What to Do if a Bank Refuses to Accept a Power of Attorney?
Your loved one planned well, had a Power of Attorney (“POA”) prepared, and appointed you as their agent. Later, when you attempt to use the POA to help your loved one manage their finances, the bank refuses to accept the POA and denies you access to your loved one’s accounts.
Unfortunately, this is an all too common situation. In this day and age, where there are endless stories of elder financial abuse, banks are (understandably) cautious about allowing outsiders access to someone else’s financial information. However, their caution can sometimes lead to the rejection of a perfectly valid POA. Should you find yourself in this situation, you will be happy to learn that Connecticut has laws that can help.
Enactment of New POA Laws in 2016
In an effort to assist those individuals who have been placed in this situation, Connecticut enacted a new set of laws concerning POAs on October 1, 2016, known as the Connecticut Uniform Power of Attorney Act. The Act applies to all POAs, regardless of when they were signed (i.e. applies to POAs signed before, on, and after October 1, 2016).
Banks Must Accept Valid POAs
Prior to the Act’s adoption in 2016, one the primary reasons banks gave for refusing to accept a POA is that the POA is “too old.” Banks had also refused POAs stating that they can only accept POAs that had been prepared on the bank’s own forms.
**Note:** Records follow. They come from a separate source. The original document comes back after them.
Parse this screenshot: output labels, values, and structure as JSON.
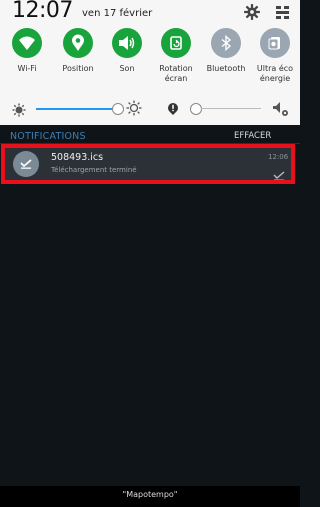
{
  "status": {
    "time": "12:07",
    "date": "ven 17 février"
  },
  "toggles": [
    {
      "label_line1": "Wi-Fi",
      "label_line2": "",
      "icon": "wifi-icon",
      "state": "on"
    },
    {
      "label_line1": "Position",
      "label_line2": "",
      "icon": "location-icon",
      "state": "on"
    },
    {
      "label_line1": "Son",
      "label_line2": "",
      "icon": "sound-icon",
      "state": "on"
    },
    {
      "label_line1": "Rotation",
      "label_line2": "écran",
      "icon": "rotation-icon",
      "state": "on"
    },
    {
      "label_line1": "Bluetooth",
      "label_line2": "",
      "icon": "bluetooth-icon",
      "state": "off"
    },
    {
      "label_line1": "Ultra éco",
      "label_line2": "énergie",
      "icon": "power-saving-icon",
      "state": "off"
    }
  ],
  "brightness": {
    "level": 0.82
  },
  "notifications": {
    "title": "NOTIFICATIONS",
    "clear_label": "EFFACER",
    "items": [
      {
        "title": "508493.ics",
        "subtitle": "Téléchargement terminé",
        "time": "12:06",
        "icon": "download-done-icon"
      }
    ]
  },
  "bottom": {
    "label": "\"Mapotempo\""
  },
  "colors": {
    "toggle_on": "#19a33d",
    "toggle_off": "#9aa6b2",
    "accent": "#2196f3",
    "highlight": "#e8101a"
  }
}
Under the Act, banks can no longer refuse to accept a POA because it is “too old” or require additional forms preferred by the bank. Instead, banks must accept a validly executed POA within 7 business days of receiving it.
If the bank has concerns regarding the validity of the POA, they cannot simply refuse to accept the POA. Their only options are to request: (1) a certification from the agent appointed in the POA stating that the POA is valid, (2) an English translation of the POA, if it is written in another language, and/or (3) an opinion of an attorney stating that the POA is valid. If the requested certification, translation, or opinion of any attorney is provided to the bank, the bank must accept the POA within 5 business days of receiving the certification, translation, or opinion.
If the Bank Still Refuses to Accept the POA?
If a bank refuses to accept a POA even after you have made them aware of the Act’s requirements, relief can be obtained by going to the courts. Courts can issue an order mandating that the bank accept the POA. If you commence such an action in the courts and are successful in obtaining a court order, the court can also order that the bank pay any attorney’s fees you incurred.
If the court process does not appeal to you, the bank’s cooperation can also sometimes be obtained following a phone call or strongly-worded letter from your attorney.
When Banks Can Refuse to Accept POAs
Despite all the protections provided to agents under POAs discussed above, the Act does recognize that there are certain circumstances when banks should be allowed to refuse to accept a POA. As such, the Act permits banks to refuse to accept a POA in the following situations:
- If accepting the POA or performing the action being requested by the agent under the POA would involve breaking the law;
- The bank has actual knowledge that the agent’s authority under the POA has been revoked and/or that the POA itself has been revoked;
- The bank’s request for a certification, translation, or opinion of an attorney has been refused;
- The POA does not give the agent the authority to perform the action that the agent is requesting; or
- The bank has made, or has actual knowledge that someone else has made, a report to the Bureau of Aging at the Department of Social Services stating that the principal (the person who signed the POA) may be subject to physical or financial abuse.
What You Can Do to Avoid Potential Problems
While the law is on your side, having to resort to providing a legal argument as to why your loved one’s POA is valid is not a great situation to be in. One potential way to avoid this is to make sure your loved one periodically updates their POA. In other words, your loved one has a new POA prepared every 4 -5 years, in which they may still appoint the same people to serve as their agents as were appointed under their prior POA, in order to avoid the document becoming “too old.” Again, while the age of a POA is not a valid reason to refuse to accept it, keeping fresh dates on the POA may minimize resistance on the bank’s part.